Paris | Reuters — Mexico reported outbreaks of porcine epidemic diarrhea virus (PEDv) in 17 states out of 19 tested, the World Animal Health Organization (OIE) said.
Following reports of unusually high mortality, mainly in piglets, in the central-western part of the country, Mexican veterinary officials tested 2,309 samples between August 2013 and May 2014 in farms and slaughterhouses, the Mexican agriculture ministry told the OIE.
These showed that 30 per cent were positive for PED, suggesting there may be some other causative agent involved in this event, the ministry said.
The OIE posted the report on its own website on Thursday.
Mexico has 31 states plus the federal district of Mexico.
The country, which has around 16 million pigs, has banned imports of live pigs from the U.S. since last June, the Mexican ministry said. It added that Mexican authorities had killed 770 pigs since the virus was first detected.
PEDv has killed around seven million young pigs since it was first identified in the U.S. almost a year ago, sending pork prices rocketing.
The Mexican states where positive PEDv cases were identified were Aguascalientes, Baja California, Colima, Federal District, Guanajuato, Guerrero, Jalisco, State of Mexico, Michoacan, Morelos, Nuevo Leon, Puebla, Queretaro, Sinaloa, Sonora, Tlaxcala and Veracruz, the ministry said.

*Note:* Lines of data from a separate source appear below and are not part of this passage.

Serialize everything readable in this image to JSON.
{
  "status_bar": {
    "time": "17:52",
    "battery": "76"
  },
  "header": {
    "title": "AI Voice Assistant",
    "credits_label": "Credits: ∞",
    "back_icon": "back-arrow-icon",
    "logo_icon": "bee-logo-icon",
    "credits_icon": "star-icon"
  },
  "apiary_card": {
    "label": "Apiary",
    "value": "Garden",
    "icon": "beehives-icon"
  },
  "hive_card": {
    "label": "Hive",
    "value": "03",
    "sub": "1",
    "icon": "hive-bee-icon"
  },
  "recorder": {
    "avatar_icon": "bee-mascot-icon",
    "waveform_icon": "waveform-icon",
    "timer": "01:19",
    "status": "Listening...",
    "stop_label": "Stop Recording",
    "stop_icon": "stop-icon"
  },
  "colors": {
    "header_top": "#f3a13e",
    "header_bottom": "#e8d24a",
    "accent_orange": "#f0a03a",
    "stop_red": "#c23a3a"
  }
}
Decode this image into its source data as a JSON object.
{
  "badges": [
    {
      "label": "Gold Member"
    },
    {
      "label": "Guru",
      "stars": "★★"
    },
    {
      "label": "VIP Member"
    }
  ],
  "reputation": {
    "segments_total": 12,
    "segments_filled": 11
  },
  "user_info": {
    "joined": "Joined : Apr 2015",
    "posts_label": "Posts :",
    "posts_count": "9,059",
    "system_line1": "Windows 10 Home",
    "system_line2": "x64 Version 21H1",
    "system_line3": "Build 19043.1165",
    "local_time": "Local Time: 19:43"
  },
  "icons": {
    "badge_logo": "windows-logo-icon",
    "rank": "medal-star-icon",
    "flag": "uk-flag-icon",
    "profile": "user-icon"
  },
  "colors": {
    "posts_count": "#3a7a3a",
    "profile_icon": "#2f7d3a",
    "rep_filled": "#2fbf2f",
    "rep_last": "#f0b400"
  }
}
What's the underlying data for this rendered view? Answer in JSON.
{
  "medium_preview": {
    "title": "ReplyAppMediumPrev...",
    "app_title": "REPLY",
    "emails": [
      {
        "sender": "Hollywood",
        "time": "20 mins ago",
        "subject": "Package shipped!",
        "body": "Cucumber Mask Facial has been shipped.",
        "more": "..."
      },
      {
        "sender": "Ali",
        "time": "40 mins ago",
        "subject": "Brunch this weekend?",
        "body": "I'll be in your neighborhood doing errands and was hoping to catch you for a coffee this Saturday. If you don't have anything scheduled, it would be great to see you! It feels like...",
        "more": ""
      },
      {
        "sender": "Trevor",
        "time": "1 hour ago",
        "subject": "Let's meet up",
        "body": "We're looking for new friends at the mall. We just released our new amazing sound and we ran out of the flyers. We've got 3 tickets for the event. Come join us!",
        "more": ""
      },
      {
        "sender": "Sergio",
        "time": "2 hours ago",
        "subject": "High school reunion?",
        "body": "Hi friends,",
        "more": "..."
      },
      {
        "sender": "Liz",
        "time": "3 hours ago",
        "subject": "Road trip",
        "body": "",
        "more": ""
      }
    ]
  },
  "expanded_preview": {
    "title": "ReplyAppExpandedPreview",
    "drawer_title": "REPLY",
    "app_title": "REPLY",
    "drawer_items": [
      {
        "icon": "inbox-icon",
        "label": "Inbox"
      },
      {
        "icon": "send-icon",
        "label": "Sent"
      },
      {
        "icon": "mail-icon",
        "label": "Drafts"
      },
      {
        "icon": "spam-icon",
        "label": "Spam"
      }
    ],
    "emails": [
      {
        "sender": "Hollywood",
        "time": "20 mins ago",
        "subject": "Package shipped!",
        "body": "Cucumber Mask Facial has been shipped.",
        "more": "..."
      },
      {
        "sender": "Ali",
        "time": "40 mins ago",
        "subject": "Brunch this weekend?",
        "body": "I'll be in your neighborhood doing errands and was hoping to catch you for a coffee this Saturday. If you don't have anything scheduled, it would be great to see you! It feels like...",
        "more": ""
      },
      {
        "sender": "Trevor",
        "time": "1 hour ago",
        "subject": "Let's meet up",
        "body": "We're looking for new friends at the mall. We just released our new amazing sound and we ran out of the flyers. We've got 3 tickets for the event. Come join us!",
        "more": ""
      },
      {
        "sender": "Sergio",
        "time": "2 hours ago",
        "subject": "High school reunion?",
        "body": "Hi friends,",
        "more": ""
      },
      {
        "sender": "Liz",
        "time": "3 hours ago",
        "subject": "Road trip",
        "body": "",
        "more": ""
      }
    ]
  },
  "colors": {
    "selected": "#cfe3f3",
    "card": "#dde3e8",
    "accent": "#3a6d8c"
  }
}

Samples from the states of Yucatan and of Oaxaca were negative for the disease.
The ministry said that, to date, it had not been possible to isolate the virus.
Countries are obliged to report outbreaks of PEDv to the OIE.
Canada has confirmed PEDv in hogs on 62 farms, mainly in southwestern Ontario, since the disease arrived there in January. In the U.S., the virus has been confirmed in hogs on over 6,600 farms across 30 states.
— Reporting for Reuters by Sybille de La Hamaide in Paris; additional reporting for Reuters by Adriana Barrera in Mexico City. Includes files from AGCanada.com Network staff.